Fire-and-Forget ( English for “self-seeking”, literally “firing and forgetting”) describes in military jargon the ability of guided missiles to control targets without further support from the fire platform, the shooter or other external aids. From the moment they are fired, such weapons steer towards the target completely independently, for example through infrared guidance or active target search guidance with their own radar .

Well-known fire-and-forget missiles are:

Other missiles must not be “forgotten” after they have been launched or dropped, as they have to be guided to the target with a radar or laser beam or optically ( SACLOS ). This restricts the maneuverability of the launch platform and also endangers the shooter or the launch unit through a direct line of sight to the missile or target, but increases the immunity to interference (e.g. against ECM , decoys , fog, smoke or dust) of the weapon. In some situations (for example, when the infrared emission of a tank and its surroundings are almost the same) it is possible that a fire-and-forget weapon cannot be used. Here wire-guided weapons show advantages. There are also weapons that can be controlled separately or together with both fire modes.

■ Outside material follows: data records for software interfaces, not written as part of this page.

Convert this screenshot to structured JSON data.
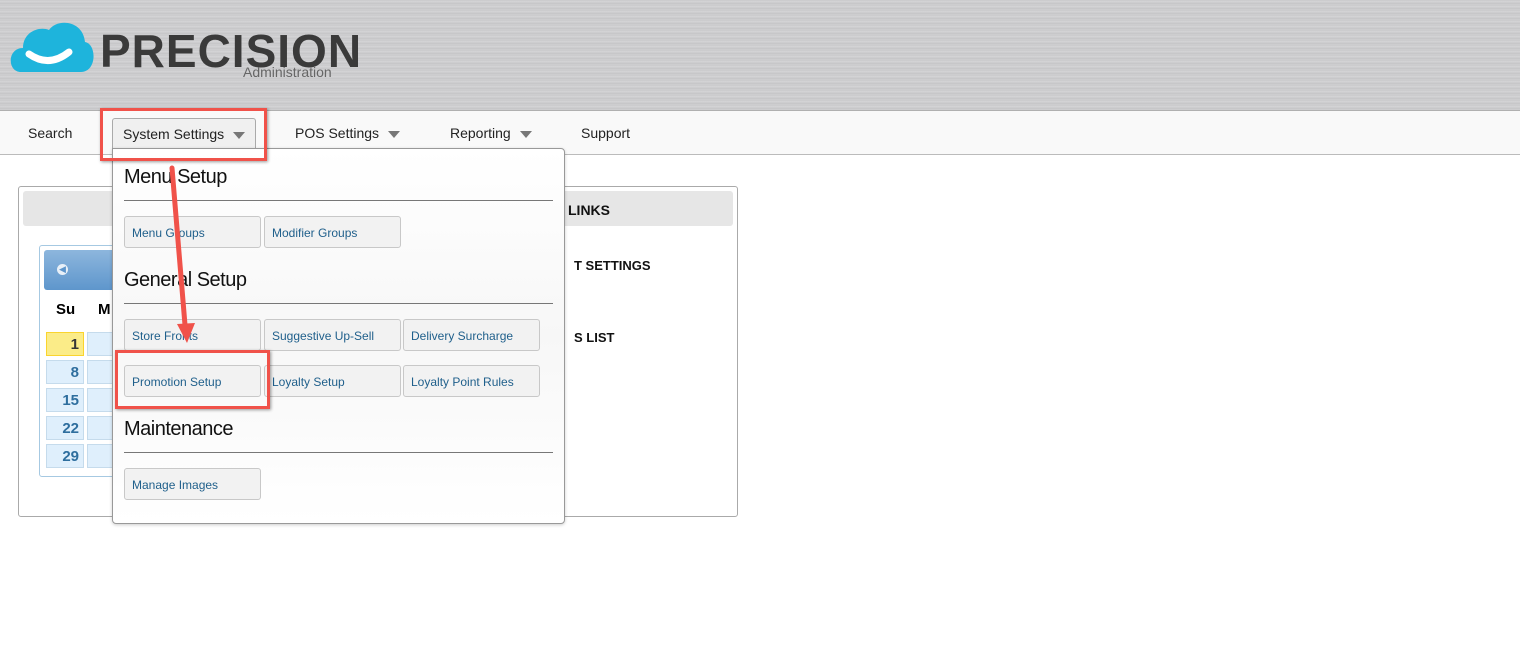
{
  "header": {
    "logo_text": "PRECISION",
    "logo_subtitle": "Administration",
    "brand_color": "#1eb4dc"
  },
  "nav": {
    "items": [
      {
        "label": "Search"
      },
      {
        "label": "System Settings",
        "dropdown": true
      },
      {
        "label": "POS Settings",
        "dropdown": true
      },
      {
        "label": "Reporting",
        "dropdown": true
      },
      {
        "label": "Support"
      }
    ]
  },
  "panel": {
    "links_title": "LINKS",
    "link1": "T SETTINGS",
    "link2": "S LIST"
  },
  "calendar": {
    "dow": [
      "Su",
      "M"
    ],
    "days": [
      "1",
      "8",
      "15",
      "22",
      "29"
    ]
  },
  "dropdown": {
    "sections": [
      {
        "title": "Menu Setup",
        "items": [
          "Menu Groups",
          "Modifier Groups"
        ]
      },
      {
        "title": "General Setup",
        "items": [
          "Store Fronts",
          "Suggestive Up-Sell",
          "Delivery Surcharge",
          "Promotion Setup",
          "Loyalty Setup",
          "Loyalty Point Rules"
        ]
      },
      {
        "title": "Maintenance",
        "items": [
          "Manage Images"
        ]
      }
    ]
  },
  "annotation_color": "#f0524a"
}
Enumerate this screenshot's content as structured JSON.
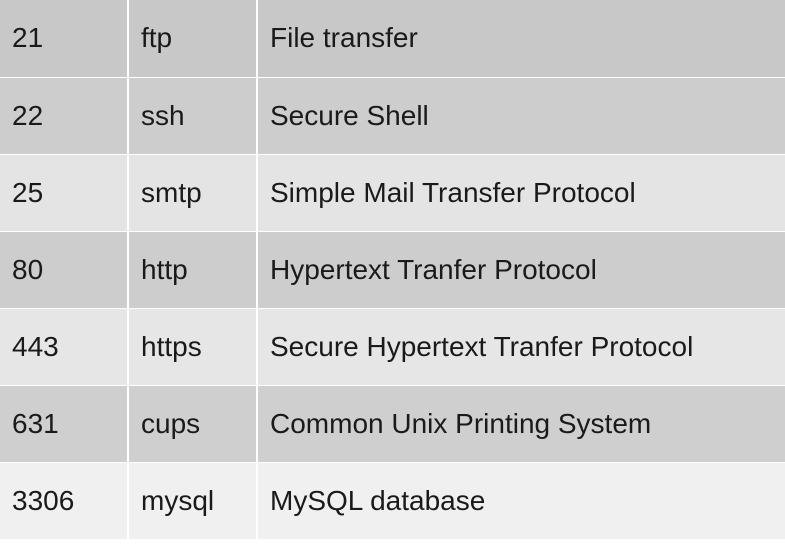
{
  "colors": {
    "row_odd": "#c8c8c8",
    "row_even": "#e6e6e6",
    "row_last": "#f2f2f2",
    "text": "#1a1a1a"
  },
  "table": {
    "rows": [
      {
        "port": "21",
        "service": "ftp",
        "description": "File transfer"
      },
      {
        "port": "22",
        "service": "ssh",
        "description": "Secure Shell"
      },
      {
        "port": "25",
        "service": "smtp",
        "description": "Simple Mail Transfer Protocol"
      },
      {
        "port": "80",
        "service": "http",
        "description": "Hypertext Tranfer Protocol"
      },
      {
        "port": "443",
        "service": "https",
        "description": "Secure Hypertext Tranfer Protocol"
      },
      {
        "port": "631",
        "service": "cups",
        "description": "Common Unix Printing System"
      },
      {
        "port": "3306",
        "service": "mysql",
        "description": "MySQL database"
      }
    ]
  }
}
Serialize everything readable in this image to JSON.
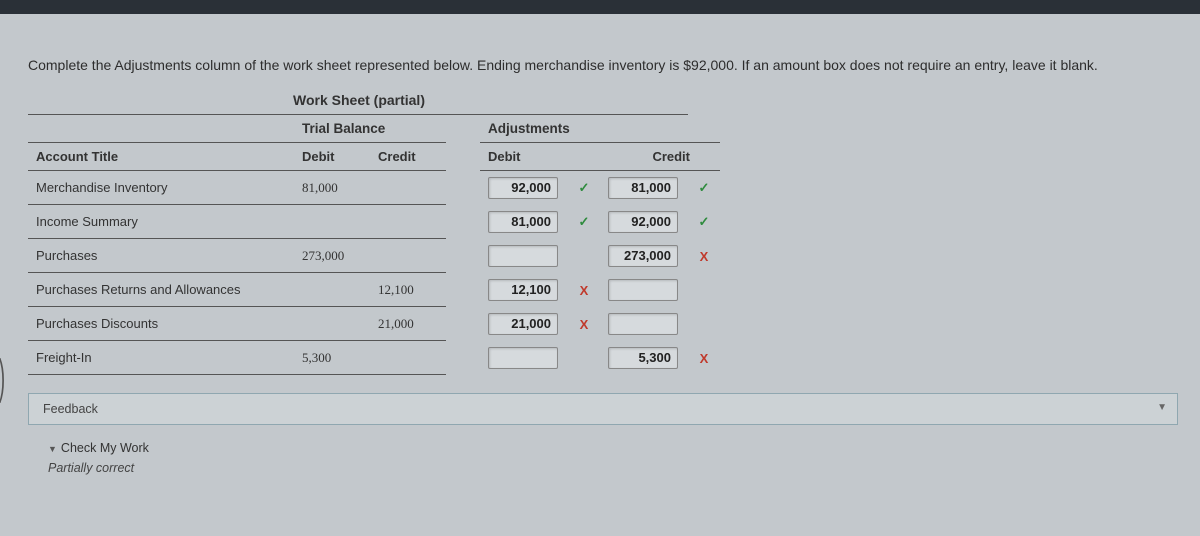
{
  "instructions": "Complete the Adjustments column of the work sheet represented below. Ending merchandise inventory is $92,000. If an amount box does not require an entry, leave it blank.",
  "worksheet_title": "Work Sheet (partial)",
  "group_headers": {
    "trial_balance": "Trial Balance",
    "adjustments": "Adjustments"
  },
  "sub_headers": {
    "account_title": "Account Title",
    "debit": "Debit",
    "credit": "Credit",
    "adj_debit": "Debit",
    "adj_credit": "Credit"
  },
  "rows": [
    {
      "title": "Merchandise Inventory",
      "tb_debit": "81,000",
      "tb_credit": "",
      "adj_debit": "92,000",
      "adj_debit_mark": "check",
      "adj_credit": "81,000",
      "adj_credit_mark": "check"
    },
    {
      "title": "Income Summary",
      "tb_debit": "",
      "tb_credit": "",
      "adj_debit": "81,000",
      "adj_debit_mark": "check",
      "adj_credit": "92,000",
      "adj_credit_mark": "check"
    },
    {
      "title": "Purchases",
      "tb_debit": "273,000",
      "tb_credit": "",
      "adj_debit": "",
      "adj_debit_mark": "",
      "adj_credit": "273,000",
      "adj_credit_mark": "cross"
    },
    {
      "title": "Purchases Returns and Allowances",
      "tb_debit": "",
      "tb_credit": "12,100",
      "adj_debit": "12,100",
      "adj_debit_mark": "cross",
      "adj_credit": "",
      "adj_credit_mark": ""
    },
    {
      "title": "Purchases Discounts",
      "tb_debit": "",
      "tb_credit": "21,000",
      "adj_debit": "21,000",
      "adj_debit_mark": "cross",
      "adj_credit": "",
      "adj_credit_mark": ""
    },
    {
      "title": "Freight-In",
      "tb_debit": "5,300",
      "tb_credit": "",
      "adj_debit": "",
      "adj_debit_mark": "",
      "adj_credit": "5,300",
      "adj_credit_mark": "cross"
    }
  ],
  "feedback": {
    "label": "Feedback"
  },
  "check_my_work": {
    "label": "Check My Work",
    "status": "Partially correct"
  },
  "marks": {
    "check": "✓",
    "cross": "X"
  }
}
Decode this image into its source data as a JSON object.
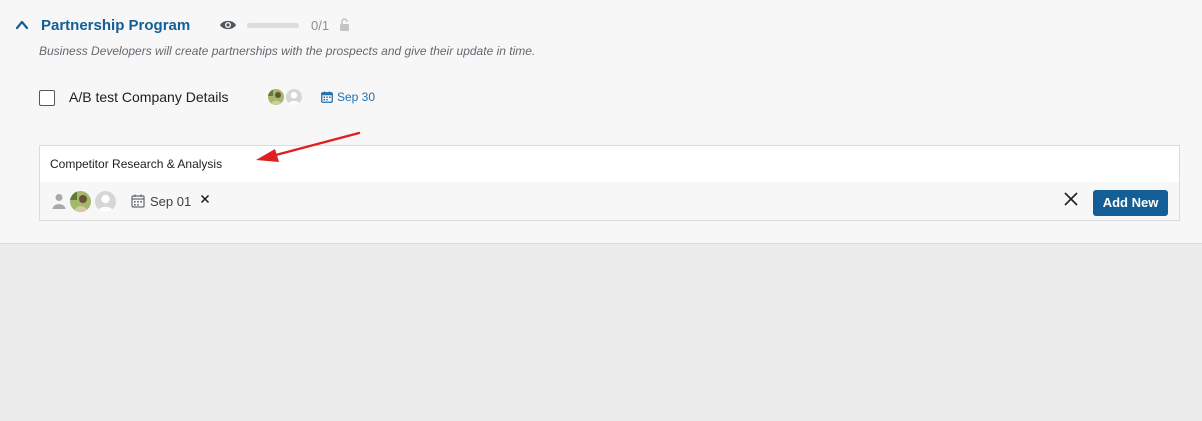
{
  "milestone": {
    "title": "Partnership Program",
    "progress_text": "0/1",
    "progress_fraction": 0,
    "description": "Business Developers will create partnerships with the prospects and give their update in time."
  },
  "task": {
    "title": "A/B test Company Details",
    "due_date": "Sep 30",
    "assignee_icons": [
      "avatar-photo",
      "avatar-placeholder"
    ]
  },
  "new_task_form": {
    "input_value": "Competitor Research & Analysis",
    "due_date": "Sep 01",
    "add_button_label": "Add New",
    "icons": [
      "person-icon",
      "calendar-icon",
      "close-icon"
    ]
  },
  "colors": {
    "accent": "#135e96",
    "link": "#2271b1",
    "annotation_arrow": "#e02020"
  }
}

Inferred usage

Fire-and-Forget also appears derived from this in other subject areas as (both uplifting and downgrading) jargon and technical language designation.

  • In the organization , the term is used on the one hand for topics that are not processed further by the creator or person responsible after opening and therefore often do not achieve the goal or on the other hand do not have to be pursued further after the assignment because the complete and correct handling by organizational Action is unavoidable.
  • In computer science , the term characterizes, for example, simple network protocols without acknowledgment of receipt ( UDP ), the sending of spam messages or the creation of objects in object-oriented programming languages ​​without ever using them again.

Individual evidence

  1. Description of the Javelin system as a typical representative of a fire-and-forget system at (accessed on November 29, 2009) ( Memento from March 17, 2010 in the Internet Archive )
  2. Overview of the fire-and-forget systems at (accessed on November 29, 2009) ( Memento from December 14, 2017 in the Internet Archive )
  3. Martin Marcher, Lecture: Fire and Forget Administration vs. Proactive monitoring and alerting (accessed on November 29, 2009) ( Memento from November 15, 2011 in the Internet Archive )